Just because the World Health Organization (WHO) officially named the novel coronavirus “COVID-19” doesn’t mean it’s not going to be referred to as the “Wuhan Virus,” the “Chinese Coronavirus,” or other names that stamp the origin of the virus into the public lexicon.
One reason for what some observers see as politically incorrect name-calling is, in fact, pure politics.
The President of the United States, some members of his Administration, and other politicians are stamping “Made in China” all over the virus because identifying China as the virus’s place of origin stigmatizes China geopolitically, with the intention of undermining China’s increasing global influence.
Another reason the world’s going to be hearing more about the Wuhan or Chinese Virus is lawsuits are being filed blaming China for accidental or deliberate gross economic destruction.
A $20 trillion class-action lawsuit filed in the U.S. District Court for the Northern District of Texas alleges the COVID-19 virus is a biological weapon designed by China. And, by releasing it, China violated U.S. law, international laws, treaties, and norms and caused massive economic damage to U.S. individuals and businesses.
These are trying times. The coronavirus, COVID-19, has proven to be, and will likely continue to be, a threat not only to U.S. and global markets, but to humanity in general.
And because money shouldn’t be something you need to worry about during trying times, the Money Morning team has been busy building a brand-new feature for you, free of charge: Markets Live with Money Morning.
Every day the markets are open, four of our experts at Money Morning, Shah included, will come to you live with commentary on the global financial news you can’t hear elsewhere – along with stock picks, market analysis tools, recommendations, and live Q&A sessions.
He’ll be on every day at 3:45 p.m. ET. You can follow along and we’ll listen to the closing bell together, debrief on what happened during the day, and take a glance into what we’re likely to see tomorrow.

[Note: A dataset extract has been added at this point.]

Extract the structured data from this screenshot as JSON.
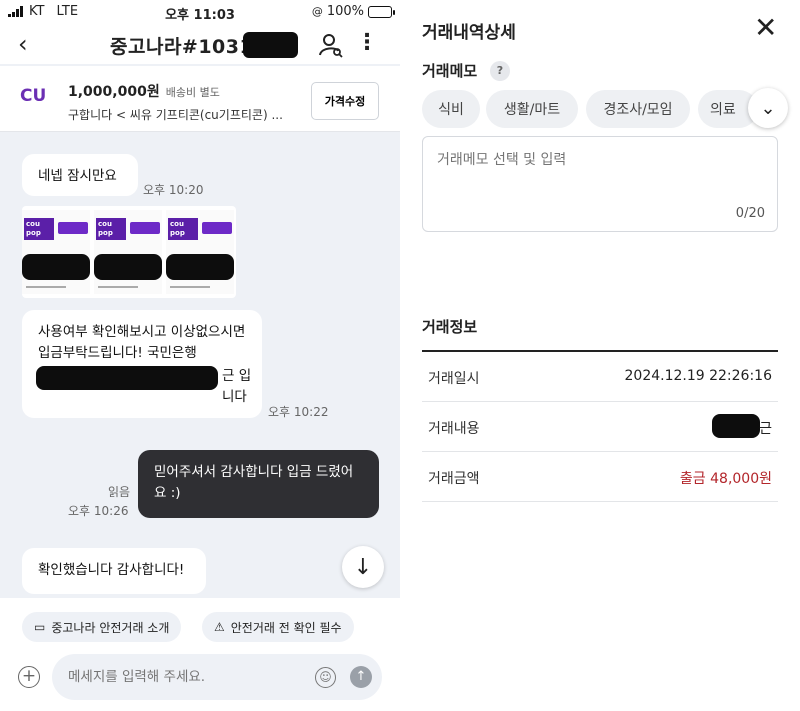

Last week, the Securities and Exchange Committee (SEC) announced an order providing “public companies a 45-day extension to file certain disclosure reports that would otherwise have been due between March 1 and July 1, 2020.”
To be clear, that means earnings reports covering the first quarter, which ends today, may not have to be filed on time, and material impacts of the coronavirus hitting companies throughout the second quarter, which ends June 30, 2020, don’t have to be disclosed in a timely fashion.
Given COVID-19’s impact on company workers, including executives, managers and accountants, in-house and external auditors, granting an extension on filing certain disclosure reports looks considerate, but in reality, it’s a recipe for disaster.
Last week’s Capital Wave Forecast called for “dire” market conditions, with a proviso. I said things could be “worse than that if we don’t see immediate relief, from all quarters where it must come from.”
Monday proved to be dire, at least for most of the day. Across the board, benchmarks made new intraday lows, and, in closing, posted new 52-week lows for the Dow, S&P 500, and Nasdaq Composite.
But benchmarks closed off their intraday lows, a relief, considering Monday could have been a blowout.
Initial jobless claims for the week ending March 21, 2020, was a record 3.28 million.
That’s 11.6 times more than the week before when 281,000 claims were filed, and 4.72 times the previous record of 695,000 Americans who were seeking benefits way back in the week ending October 2, 1982.
But that didn’t stop the Dow Jones Industrials Average from soaring 1,083.79 points, or 5.05%, to 22,552.17.
Today’s rally might be hopeful, but Shah isn’t quite buying it. That’s why he decided to jump on a video call to address some of the biggest questions riddling headlines today: which stocks to sell, how to evaluate a “value” stock (with two he’s looking at himself), when the market could rebound, and which questions you need to ask your financial advisor right now.
Anyone who doesn’t believe “demand destruction,” resulting from the impact of the novel coronavirus across U.S. and world economies, isn’t going to result in a global recession, just doesn’t know the facts.
By way of just one example, China, the first country hit and hit hard by COVID-19, which originated in Wuhan, Hubei province, announced its February manufacturing PMI (purchasing managers index) dropped to 35.7 from January’s 50 level.
50 is the index’s dividing line, above which implies expansion and below 50 spells contraction.
That drop is both a record drop in a month and a record low for China.
Worse, China’s non-manufacturing PMI (think services) fell from 54.1 in January to 28.9 in February.
At the height of the 2008-09 financial crisis, China’s manufacturing PMI only fell to 38.7. Its non-manufacturing PMI never even broke 50.
With 11 million people locked down in Wuhan and at least 46 million people across China quarantined, of course demand declined, so did production.